Following recent developments in Tibet, Beijing has repeatedly accused Western media of being biased and irresponsible, of twisting and misreporting the facts. Oddly, when that irresponsibility plays to its advantage, Beijing doesn't seem to mind.
Due to enduring the Kafkaesque situation of having two accidents in 30 minutes, one involving an accident with an ambulance, I would like to share my personal experience. Both cases show the loopholes of Taiwanese law, which is a driving factor for the terrible traffic conditions in the nation. I was driving my scooter on the main road in Taoyuan’s Yangmei District (楊梅). Despite there being no cars behind me, a young man in an old car made a sudden left turn and I bumped into his vehicle. At first, the man tried to run away, but was blocked by other
The pre-eminent authority on the English language, the Oxford English Dictionary (OED), last month issued an update to one of its entries, adding the term “Chinese dragon” to its lexicon for the first time. The Chinese word long (龍) has for a long time been translated simply as “dragon,” but many commentators opposed this, believing that the traditional Western concept of a dragon is represented by the embodiment of a fearsome, wicked monster that must be killed. It was deemed unsuitable to use a wicked and inauspicious Western dragon to refer to an auspicious Chinese dragon, so it was recommended that a
My recent trip to Taiwan to vote in the presidential and legislative elections was a simple civil duty. Yet, it was still an eye-opening experience for a long-time US resident, given the similarity in political divisions of the two-party system in both countries. As the Washington Post said: “This isn’t just an election year. It’s the year of elections.” Taiwan’s election was to choose between pro-democracy and pro-China. To a good extent, the US election in November would also be the decision time for defending democracy. The strength of a democratic society lies in the quality of its people, who

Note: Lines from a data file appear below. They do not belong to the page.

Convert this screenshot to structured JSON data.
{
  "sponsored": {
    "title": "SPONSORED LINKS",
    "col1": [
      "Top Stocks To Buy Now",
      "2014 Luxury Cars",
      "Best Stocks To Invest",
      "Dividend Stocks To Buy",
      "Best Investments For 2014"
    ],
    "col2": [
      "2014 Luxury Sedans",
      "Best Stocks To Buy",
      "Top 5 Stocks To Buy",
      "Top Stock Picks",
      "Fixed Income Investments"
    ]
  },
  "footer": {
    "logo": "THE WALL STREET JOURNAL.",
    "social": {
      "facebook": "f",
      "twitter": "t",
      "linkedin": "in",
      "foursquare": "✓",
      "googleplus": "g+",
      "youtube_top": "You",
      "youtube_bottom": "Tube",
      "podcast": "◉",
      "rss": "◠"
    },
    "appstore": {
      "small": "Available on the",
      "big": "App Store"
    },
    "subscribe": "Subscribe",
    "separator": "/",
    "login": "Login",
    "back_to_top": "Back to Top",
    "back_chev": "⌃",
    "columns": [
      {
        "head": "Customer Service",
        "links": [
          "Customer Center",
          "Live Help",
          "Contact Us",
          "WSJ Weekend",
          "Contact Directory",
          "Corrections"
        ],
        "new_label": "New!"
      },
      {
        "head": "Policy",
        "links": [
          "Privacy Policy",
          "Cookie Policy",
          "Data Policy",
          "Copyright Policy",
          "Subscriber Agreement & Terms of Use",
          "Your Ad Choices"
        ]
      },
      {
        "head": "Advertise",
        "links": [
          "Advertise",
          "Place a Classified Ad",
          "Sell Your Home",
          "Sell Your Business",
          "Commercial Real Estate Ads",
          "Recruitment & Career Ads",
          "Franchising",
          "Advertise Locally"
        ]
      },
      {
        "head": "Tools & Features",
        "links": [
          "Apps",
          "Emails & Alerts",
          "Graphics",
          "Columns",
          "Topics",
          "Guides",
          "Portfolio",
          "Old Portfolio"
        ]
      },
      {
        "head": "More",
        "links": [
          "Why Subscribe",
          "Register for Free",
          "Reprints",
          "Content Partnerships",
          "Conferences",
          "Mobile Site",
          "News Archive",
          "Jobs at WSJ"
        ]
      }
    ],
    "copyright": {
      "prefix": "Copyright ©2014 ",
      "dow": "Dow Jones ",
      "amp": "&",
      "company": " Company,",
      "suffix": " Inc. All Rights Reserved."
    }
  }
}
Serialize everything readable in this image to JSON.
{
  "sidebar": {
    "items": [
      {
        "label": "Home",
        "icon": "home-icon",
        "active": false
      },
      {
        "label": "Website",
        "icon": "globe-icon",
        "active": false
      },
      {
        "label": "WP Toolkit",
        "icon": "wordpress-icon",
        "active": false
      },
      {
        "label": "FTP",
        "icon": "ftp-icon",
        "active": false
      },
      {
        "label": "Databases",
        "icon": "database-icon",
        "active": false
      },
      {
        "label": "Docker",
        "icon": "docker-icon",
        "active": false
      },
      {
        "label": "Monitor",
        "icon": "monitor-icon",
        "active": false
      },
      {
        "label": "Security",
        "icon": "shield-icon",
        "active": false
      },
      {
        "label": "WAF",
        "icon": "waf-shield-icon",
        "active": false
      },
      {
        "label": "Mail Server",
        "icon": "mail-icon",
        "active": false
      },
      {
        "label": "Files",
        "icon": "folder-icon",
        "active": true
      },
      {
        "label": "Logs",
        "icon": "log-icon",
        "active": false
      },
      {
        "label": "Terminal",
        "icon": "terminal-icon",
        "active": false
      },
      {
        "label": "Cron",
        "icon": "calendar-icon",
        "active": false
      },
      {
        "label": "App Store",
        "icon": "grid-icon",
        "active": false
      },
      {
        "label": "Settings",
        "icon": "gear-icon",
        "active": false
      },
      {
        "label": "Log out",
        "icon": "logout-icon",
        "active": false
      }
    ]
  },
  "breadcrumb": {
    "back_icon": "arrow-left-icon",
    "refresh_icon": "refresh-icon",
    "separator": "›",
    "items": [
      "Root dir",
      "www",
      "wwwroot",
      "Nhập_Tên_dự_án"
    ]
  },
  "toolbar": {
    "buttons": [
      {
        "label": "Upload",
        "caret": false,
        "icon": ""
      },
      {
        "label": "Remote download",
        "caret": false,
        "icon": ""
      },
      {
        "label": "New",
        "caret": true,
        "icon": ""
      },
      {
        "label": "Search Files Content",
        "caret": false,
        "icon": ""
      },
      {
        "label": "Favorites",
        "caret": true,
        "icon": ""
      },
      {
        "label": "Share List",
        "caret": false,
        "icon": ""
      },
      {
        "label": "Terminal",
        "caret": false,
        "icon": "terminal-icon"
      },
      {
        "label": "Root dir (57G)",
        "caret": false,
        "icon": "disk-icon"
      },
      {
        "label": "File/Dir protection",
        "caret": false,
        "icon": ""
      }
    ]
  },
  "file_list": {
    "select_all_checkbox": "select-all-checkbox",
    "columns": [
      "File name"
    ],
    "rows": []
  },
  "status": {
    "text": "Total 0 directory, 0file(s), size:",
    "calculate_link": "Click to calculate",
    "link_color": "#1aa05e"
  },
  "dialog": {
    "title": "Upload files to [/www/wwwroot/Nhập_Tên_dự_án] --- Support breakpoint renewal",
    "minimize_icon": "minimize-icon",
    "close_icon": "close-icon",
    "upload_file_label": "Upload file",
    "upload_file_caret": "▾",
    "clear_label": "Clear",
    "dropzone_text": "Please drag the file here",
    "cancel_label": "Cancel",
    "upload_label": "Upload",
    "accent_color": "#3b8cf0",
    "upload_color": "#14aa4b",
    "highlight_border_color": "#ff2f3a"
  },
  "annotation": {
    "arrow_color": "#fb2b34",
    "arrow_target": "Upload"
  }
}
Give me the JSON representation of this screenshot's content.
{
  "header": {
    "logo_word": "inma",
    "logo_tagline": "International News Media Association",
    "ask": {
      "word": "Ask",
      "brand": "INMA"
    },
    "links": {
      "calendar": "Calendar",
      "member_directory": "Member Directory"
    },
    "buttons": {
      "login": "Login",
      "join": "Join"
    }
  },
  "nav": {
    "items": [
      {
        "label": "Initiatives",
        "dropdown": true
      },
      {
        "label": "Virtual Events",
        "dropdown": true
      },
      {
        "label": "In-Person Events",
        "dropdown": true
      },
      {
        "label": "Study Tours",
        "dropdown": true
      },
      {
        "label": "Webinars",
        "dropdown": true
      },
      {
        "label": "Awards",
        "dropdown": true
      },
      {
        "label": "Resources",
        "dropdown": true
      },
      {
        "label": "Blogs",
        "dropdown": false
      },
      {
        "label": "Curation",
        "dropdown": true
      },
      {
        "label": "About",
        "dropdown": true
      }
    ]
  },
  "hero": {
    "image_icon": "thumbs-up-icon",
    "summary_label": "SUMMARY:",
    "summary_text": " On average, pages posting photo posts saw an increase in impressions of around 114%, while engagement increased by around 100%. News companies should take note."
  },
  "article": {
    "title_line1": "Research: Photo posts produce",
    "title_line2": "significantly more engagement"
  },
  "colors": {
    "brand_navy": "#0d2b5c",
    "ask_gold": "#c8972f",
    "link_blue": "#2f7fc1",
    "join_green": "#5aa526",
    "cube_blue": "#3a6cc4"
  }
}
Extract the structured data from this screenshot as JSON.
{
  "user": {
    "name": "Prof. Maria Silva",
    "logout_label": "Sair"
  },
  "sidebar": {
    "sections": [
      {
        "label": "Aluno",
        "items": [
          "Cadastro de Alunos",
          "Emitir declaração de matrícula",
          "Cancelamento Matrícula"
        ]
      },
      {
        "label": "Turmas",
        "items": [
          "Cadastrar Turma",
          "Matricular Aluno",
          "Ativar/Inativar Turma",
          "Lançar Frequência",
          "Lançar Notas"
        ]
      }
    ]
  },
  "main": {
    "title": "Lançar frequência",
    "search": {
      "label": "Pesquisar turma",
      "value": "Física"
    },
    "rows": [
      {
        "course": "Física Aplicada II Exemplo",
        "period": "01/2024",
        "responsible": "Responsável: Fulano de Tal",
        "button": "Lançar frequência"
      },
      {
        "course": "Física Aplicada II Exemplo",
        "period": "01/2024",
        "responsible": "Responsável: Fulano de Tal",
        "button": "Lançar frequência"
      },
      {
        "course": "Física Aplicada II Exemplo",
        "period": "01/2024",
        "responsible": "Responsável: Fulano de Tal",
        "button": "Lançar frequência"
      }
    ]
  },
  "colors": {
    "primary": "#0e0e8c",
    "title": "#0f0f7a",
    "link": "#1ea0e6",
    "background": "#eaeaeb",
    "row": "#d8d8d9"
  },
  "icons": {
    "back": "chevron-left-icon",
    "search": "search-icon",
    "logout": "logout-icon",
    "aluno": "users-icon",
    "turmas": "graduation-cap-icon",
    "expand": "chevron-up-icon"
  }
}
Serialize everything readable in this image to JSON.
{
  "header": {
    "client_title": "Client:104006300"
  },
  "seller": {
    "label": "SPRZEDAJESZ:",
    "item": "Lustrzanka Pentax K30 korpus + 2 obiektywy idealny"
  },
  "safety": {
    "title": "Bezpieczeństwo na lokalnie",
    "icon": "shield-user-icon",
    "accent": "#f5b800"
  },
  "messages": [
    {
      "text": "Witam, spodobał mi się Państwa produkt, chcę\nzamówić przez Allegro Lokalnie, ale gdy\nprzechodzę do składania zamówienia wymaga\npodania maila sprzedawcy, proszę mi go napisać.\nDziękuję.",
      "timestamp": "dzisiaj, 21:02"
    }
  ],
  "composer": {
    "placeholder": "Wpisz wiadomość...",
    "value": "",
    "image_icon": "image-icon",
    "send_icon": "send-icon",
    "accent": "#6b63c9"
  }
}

It has been a year since China relaxed the “zero COVID-19” measures that had been stifling economic activity, but the country has yet to experience the rebound that policymakers and pundits anticipated. Instead, economic indicators from last year have painted a disheartening picture. The fallout from the massive property developer Evergrande’s 2021 collapse is far from over, and the sector continues to struggle, even after the Chinese government relaxed purchasing restrictions in cities like Guangzhou and Shanghai. China’s financial health has also declined as local government debt has snowballed, leading Moody’s to downgrade the country’s credit outlook in December last year.